I haven’t had this for a long time with any book …. I have started reading Pattern Recognition which I got yesterday and I just couldn’t stop reading. If reason had not got hold of me by midnight last night, I’d be done reading the book by now and would not be writing this but be still in bed. At first the main character Cayce took some getting used to with her views and allergies. But then all of a sudden the story starts and takes a few turns and then there are connections, theories and randomness, it is strange and ordinary at the same time. The story is absolutely tantalizing and full of suspense. The writing style is just like it was in Neuromancer: to say it is taxing would be an understatement. But very enjoyable the whole book and I cannot wait to get home to continue reading.
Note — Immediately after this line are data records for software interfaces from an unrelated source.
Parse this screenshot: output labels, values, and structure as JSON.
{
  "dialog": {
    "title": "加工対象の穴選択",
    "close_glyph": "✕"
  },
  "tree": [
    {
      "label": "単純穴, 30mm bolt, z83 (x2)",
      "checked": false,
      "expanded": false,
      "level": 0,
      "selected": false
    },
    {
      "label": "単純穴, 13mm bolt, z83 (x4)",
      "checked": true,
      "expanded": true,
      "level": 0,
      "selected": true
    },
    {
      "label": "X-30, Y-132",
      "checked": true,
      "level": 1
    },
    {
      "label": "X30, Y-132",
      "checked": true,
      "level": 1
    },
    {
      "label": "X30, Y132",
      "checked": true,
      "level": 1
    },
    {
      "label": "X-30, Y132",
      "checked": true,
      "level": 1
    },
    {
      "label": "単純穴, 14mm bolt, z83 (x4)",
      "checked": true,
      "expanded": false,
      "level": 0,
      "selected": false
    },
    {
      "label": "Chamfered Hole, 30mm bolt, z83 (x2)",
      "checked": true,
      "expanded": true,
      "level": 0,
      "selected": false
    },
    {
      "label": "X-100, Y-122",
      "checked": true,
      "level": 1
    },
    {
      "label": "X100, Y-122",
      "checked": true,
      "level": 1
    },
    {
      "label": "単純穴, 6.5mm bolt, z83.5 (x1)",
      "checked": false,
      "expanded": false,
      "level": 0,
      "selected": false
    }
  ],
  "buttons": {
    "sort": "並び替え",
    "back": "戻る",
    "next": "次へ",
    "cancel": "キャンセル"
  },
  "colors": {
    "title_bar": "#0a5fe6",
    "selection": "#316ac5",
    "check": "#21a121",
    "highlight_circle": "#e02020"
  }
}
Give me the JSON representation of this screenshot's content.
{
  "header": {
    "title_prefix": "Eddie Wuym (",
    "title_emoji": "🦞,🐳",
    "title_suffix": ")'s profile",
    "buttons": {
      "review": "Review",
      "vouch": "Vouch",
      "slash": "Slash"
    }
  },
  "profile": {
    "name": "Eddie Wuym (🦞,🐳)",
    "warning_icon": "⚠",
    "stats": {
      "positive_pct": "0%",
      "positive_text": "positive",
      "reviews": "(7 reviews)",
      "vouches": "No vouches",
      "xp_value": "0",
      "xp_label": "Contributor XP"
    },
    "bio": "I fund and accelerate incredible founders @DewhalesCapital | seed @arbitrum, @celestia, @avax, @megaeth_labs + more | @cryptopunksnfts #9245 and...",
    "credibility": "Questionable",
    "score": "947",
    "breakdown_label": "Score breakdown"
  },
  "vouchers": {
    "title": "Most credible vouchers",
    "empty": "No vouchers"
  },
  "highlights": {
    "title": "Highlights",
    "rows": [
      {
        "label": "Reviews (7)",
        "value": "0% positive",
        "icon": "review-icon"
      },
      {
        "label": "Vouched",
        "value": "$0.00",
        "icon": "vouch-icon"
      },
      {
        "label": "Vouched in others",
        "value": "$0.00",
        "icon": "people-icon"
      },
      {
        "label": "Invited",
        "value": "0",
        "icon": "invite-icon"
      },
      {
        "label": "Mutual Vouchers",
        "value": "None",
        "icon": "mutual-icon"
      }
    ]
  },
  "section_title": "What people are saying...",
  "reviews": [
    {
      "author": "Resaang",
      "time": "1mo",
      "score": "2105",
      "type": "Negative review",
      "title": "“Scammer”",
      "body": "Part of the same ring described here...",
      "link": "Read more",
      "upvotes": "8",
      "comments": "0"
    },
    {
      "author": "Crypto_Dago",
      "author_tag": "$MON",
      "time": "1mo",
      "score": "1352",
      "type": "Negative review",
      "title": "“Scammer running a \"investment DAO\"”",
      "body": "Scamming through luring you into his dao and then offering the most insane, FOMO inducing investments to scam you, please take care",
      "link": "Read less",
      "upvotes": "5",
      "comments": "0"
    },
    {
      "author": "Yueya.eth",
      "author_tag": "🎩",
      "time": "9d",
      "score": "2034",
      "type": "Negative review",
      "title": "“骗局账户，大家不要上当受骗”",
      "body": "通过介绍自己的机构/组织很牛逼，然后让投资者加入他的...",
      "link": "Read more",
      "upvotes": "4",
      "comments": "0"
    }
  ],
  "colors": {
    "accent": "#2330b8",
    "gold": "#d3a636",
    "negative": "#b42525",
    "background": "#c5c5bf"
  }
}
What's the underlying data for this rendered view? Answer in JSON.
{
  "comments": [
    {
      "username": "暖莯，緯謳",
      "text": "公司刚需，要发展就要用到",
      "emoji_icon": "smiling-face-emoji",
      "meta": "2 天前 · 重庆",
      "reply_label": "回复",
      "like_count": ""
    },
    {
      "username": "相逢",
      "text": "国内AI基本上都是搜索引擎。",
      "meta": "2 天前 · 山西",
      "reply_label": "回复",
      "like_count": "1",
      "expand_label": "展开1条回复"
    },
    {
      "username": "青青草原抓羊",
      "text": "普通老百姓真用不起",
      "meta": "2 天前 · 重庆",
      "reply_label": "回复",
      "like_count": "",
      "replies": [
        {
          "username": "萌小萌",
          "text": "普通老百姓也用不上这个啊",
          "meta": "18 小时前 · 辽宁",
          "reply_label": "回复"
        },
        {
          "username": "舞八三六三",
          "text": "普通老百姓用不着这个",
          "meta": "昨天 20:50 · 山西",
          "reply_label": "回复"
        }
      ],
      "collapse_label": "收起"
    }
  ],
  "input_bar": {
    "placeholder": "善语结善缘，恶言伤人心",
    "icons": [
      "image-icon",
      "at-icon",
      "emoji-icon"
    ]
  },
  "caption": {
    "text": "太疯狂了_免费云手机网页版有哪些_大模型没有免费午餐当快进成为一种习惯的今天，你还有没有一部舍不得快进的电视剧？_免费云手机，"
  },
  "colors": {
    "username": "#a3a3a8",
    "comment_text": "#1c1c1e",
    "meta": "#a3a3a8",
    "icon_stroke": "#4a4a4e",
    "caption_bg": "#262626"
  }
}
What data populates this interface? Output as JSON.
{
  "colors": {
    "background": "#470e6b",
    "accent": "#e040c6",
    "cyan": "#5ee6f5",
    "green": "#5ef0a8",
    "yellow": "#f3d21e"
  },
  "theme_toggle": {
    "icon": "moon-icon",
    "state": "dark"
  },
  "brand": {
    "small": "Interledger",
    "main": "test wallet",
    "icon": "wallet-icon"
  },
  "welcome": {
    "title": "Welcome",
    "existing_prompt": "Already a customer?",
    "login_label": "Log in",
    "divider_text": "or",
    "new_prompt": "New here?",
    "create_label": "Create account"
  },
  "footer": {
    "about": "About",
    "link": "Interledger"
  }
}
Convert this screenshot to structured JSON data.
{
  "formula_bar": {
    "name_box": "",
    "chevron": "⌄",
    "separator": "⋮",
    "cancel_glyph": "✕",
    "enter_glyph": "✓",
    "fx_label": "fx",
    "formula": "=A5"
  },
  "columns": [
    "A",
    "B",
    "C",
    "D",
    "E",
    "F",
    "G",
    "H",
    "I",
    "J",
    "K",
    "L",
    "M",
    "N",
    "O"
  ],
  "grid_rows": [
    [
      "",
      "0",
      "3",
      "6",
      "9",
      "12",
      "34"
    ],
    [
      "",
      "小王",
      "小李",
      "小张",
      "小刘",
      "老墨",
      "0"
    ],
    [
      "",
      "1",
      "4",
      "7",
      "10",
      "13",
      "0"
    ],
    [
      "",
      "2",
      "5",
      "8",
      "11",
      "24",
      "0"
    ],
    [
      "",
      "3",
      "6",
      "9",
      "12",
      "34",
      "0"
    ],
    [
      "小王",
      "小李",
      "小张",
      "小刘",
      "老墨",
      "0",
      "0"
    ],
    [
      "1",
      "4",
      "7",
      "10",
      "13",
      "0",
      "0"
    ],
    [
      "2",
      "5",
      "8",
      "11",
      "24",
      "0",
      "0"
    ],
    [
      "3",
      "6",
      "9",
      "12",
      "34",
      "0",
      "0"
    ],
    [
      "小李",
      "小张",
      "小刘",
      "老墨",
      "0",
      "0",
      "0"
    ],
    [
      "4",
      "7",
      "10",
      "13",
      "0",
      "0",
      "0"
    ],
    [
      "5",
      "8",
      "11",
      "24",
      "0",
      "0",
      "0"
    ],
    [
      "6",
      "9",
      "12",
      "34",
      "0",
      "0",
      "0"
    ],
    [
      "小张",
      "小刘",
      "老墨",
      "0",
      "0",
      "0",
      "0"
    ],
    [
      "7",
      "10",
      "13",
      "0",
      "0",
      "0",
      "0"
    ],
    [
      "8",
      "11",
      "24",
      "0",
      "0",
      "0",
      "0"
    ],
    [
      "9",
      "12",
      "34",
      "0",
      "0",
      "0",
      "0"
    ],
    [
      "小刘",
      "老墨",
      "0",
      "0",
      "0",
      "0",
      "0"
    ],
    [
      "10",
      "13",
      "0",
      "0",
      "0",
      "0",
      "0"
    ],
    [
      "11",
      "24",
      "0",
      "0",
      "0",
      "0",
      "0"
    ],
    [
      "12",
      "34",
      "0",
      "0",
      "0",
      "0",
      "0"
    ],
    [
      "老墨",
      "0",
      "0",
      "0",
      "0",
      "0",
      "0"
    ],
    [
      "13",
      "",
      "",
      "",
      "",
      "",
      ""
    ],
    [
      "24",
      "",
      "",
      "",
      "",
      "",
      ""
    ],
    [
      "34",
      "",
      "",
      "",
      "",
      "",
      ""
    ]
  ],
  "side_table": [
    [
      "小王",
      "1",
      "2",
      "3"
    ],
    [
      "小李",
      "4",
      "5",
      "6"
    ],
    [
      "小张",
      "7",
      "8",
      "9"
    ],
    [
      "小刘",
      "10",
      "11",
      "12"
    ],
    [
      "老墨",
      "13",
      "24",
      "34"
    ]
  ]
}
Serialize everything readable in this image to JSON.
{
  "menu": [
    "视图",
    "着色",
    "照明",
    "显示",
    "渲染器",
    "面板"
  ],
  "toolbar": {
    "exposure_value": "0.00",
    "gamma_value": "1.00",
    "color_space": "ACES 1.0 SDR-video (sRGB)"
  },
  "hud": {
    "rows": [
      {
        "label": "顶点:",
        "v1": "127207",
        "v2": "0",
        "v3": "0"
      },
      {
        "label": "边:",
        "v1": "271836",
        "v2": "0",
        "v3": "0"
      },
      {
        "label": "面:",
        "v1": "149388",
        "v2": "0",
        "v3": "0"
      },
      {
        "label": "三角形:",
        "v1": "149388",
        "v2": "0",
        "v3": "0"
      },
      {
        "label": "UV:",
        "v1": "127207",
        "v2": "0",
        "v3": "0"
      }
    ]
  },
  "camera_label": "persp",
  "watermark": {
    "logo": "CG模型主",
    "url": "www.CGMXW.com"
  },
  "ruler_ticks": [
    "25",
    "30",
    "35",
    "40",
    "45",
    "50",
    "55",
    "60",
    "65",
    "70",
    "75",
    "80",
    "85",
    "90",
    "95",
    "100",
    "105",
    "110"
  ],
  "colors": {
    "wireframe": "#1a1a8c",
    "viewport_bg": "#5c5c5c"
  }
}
Two things put me off. None of them about the book itself. Stoopid me read the comment on the back of the book.
Maybe I am repeating myself. I am sick of reading everything in context. Fine sometimes it is necessary but a good many books, articles, art-works can simply speak for themselves (and if they can’t well that’s another topic). It’s always generation-this and era-that … there are sooo many books “that hit the nerve of our time”, they will all be out-dated soon. Those that will not can well be read without the context of “now”, “the latest hype”, “current affairs” and “our culture as it is NOW”. I think those that are timeless survive. Who wants to read “Generation Golf” in 30 years? But there will still be people reading Goethe, Tolstoi and Balzac. Of course time might prove me wrong …. but so I want to enjoy this book without the context. Admittedly the context is all there in the book itself (he keeps mentionning “the Bubble” meaning the dot.com hype) but even without it the story will work. By reminding readers continously of the context, the context becomes more important than the content …. Geez and I haven’t even finished reading yet.
The second thing is that they had to mention that Neil Gaiman wrote American Gods; a book that was defined by its context and hyped so very much that it ended up a big disappointment to me. Neil Gaiman wrote other books I enjoyed much more but of course they had to connect Pattern Recognition with the one I didn’t like. So that one is (only) personal.
fn1. Addendum sorry for this but I published the post before finishing my train of thought there in the middle …. so I added the complete paragraph 🙁